Egypt’s state revenues grew by 35.5 percent in the first quarter of this fiscal year, putting the government on track to achieve its targeted primary budget surplus of 2 percent, the finance minister said on Friday.
Government investment rose 85 percent while tax collection increased by 39.8 percent, Finance Minister Mohamed Maait said in a statement.
“These positive results for the first quarter of the current fiscal year affirm Egypt’s ability to achieve its financial targets for the budget for the current fiscal year,” the minister said.
Egypt’s fiscal year runs from July to June.
Primary budget figures do not factor in interest payments on government debt.
Maait attributed the positive results to Egypt’s economic reforms program, part of an IMF loan deal signed in 2016.
Under the IMF deal Egypt devalued its currency and has been gradually cutting fuel subsidies, putting the finances of tens of millions of Egyptians under strain.
Egypt is pushing ahead with the economic reforms which it sees as essential in attracting foreign investment.
The budget deficit in the first quarter of the current fiscal year was down slightly to 1.9 percent from 2 percent last year, the minister previously said.

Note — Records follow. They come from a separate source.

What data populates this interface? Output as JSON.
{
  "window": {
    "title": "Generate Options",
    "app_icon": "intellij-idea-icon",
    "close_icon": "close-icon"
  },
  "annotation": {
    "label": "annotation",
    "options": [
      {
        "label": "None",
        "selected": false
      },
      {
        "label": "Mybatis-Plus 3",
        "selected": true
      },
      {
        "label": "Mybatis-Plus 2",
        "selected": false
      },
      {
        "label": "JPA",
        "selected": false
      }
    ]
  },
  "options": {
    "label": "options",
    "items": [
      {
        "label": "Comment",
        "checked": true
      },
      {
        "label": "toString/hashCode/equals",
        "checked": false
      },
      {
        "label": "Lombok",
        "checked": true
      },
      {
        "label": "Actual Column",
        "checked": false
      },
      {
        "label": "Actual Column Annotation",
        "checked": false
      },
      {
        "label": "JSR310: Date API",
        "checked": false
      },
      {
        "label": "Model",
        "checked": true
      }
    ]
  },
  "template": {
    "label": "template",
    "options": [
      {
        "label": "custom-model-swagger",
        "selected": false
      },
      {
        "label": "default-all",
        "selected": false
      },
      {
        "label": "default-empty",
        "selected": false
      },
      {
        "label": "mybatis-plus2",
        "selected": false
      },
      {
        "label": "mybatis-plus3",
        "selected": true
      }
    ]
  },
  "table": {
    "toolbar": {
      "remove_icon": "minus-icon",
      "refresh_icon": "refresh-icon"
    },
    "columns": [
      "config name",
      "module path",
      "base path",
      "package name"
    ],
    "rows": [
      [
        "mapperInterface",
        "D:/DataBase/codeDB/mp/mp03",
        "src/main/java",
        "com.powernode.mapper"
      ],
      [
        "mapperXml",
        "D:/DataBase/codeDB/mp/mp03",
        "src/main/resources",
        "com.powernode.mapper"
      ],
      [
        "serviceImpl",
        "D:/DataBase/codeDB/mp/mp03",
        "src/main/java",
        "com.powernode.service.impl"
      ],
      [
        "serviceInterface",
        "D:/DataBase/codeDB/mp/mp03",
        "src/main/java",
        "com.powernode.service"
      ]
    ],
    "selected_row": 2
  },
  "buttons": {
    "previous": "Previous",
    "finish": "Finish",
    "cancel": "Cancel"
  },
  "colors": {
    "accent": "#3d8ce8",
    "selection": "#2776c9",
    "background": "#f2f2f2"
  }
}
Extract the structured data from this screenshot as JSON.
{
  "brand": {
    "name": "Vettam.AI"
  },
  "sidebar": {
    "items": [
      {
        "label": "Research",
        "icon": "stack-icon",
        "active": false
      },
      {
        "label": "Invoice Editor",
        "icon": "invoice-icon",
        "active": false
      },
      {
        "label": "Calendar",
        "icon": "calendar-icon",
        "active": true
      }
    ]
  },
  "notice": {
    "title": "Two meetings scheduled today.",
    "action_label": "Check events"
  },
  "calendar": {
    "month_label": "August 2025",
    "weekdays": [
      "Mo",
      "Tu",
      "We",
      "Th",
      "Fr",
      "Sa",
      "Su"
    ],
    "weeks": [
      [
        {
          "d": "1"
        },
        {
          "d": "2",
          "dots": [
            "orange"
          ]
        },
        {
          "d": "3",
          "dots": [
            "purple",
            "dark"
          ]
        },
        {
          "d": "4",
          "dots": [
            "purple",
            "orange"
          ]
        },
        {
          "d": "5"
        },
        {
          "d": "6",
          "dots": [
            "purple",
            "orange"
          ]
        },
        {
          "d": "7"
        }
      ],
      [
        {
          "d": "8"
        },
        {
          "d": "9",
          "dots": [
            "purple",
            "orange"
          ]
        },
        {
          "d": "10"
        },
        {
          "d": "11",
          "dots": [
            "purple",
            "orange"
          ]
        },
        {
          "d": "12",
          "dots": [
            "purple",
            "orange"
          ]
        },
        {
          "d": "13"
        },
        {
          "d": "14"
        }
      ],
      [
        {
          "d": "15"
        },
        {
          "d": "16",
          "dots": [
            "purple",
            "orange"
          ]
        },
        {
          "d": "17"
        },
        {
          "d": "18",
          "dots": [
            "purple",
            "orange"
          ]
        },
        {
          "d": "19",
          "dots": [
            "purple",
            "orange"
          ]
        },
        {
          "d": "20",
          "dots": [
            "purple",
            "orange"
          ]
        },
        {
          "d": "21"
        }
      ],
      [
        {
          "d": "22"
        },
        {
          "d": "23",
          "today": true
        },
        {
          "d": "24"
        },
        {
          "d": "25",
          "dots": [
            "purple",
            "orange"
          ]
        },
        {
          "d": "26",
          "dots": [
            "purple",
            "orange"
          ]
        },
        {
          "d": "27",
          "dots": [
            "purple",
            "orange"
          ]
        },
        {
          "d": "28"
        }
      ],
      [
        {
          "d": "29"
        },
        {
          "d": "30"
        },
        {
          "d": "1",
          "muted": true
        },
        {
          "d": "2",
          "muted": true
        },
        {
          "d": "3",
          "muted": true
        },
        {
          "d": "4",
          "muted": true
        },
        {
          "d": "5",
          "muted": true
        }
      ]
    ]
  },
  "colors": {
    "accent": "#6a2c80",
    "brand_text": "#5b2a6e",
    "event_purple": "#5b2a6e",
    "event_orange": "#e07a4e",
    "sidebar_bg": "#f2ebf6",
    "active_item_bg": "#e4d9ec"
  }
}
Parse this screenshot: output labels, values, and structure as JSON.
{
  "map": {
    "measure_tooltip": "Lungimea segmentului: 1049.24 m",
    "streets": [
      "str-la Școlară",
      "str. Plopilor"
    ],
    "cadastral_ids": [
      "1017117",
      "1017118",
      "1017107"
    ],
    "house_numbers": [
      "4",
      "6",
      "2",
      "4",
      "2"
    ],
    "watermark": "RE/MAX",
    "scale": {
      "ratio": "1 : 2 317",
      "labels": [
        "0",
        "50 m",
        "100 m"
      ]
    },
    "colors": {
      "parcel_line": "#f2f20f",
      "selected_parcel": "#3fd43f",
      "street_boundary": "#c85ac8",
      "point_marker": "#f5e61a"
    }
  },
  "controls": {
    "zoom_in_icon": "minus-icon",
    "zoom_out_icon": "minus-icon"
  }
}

Egypt’s economy was hit hard in the turbulent years that followed a 2011 popular uprising which toppled autocrat Hosni Mubarak. The political unrest scared away many tourists and foreign investors, but recently the economy has shown signs of recovery.